┌────────

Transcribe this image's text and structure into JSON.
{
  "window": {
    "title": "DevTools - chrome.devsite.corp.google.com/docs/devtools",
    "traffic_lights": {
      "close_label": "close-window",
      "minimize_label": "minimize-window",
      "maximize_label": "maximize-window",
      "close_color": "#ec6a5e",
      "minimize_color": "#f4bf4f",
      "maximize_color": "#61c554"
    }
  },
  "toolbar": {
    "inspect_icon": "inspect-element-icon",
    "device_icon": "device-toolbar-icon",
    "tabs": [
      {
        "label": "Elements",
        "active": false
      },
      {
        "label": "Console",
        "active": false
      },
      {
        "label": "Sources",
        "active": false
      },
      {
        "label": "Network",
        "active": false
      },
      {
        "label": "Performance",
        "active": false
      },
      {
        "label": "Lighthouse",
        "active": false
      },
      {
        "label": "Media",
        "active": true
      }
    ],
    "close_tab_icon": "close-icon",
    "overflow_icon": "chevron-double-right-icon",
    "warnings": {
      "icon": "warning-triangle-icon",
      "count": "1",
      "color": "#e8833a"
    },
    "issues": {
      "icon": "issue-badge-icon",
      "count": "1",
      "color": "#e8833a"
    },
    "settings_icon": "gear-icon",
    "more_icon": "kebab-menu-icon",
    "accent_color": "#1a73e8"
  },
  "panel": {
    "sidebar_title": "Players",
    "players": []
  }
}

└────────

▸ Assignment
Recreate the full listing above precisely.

▸ Result below
Transcribe this image's text and structure into JSON.
{
  "window": {
    "title": "DevTools - chrome.devsite.corp.google.com/docs/devtools",
    "traffic_lights": {
      "close_label": "close-window",
      "minimize_label": "minimize-window",
      "maximize_label": "maximize-window",
      "close_color": "#ec6a5e",
      "minimize_color": "#f4bf4f",
      "maximize_color": "#61c554"
    }
  },
  "toolbar": {
    "inspect_icon": "inspect-element-icon",
    "device_icon": "device-toolbar-icon",
    "tabs": [
      {
        "label": "Elements",
        "active": false
      },
      {
        "label": "Console",
        "active": false
      },
      {
        "label": "Sources",
        "active": false
      },
      {
        "label": "Network",
        "active": false
      },
      {
        "label": "Performance",
        "active": false
      },
      {
        "label": "Lighthouse",
        "active": false
      },
      {
        "label": "Media",
        "active": true
      }
    ],
    "close_tab_icon": "close-icon",
    "overflow_icon": "chevron-double-right-icon",
    "warnings": {
      "icon": "warning-triangle-icon",
      "count": "1",
      "color": "#e8833a"
    },
    "issues": {
      "icon": "issue-badge-icon",
      "count": "1",
      "color": "#e8833a"
    },
    "settings_icon": "gear-icon",
    "more_icon": "kebab-menu-icon",
    "accent_color": "#1a73e8"
  },
  "panel": {
    "sidebar_title": "Players",
    "players": []
  }
}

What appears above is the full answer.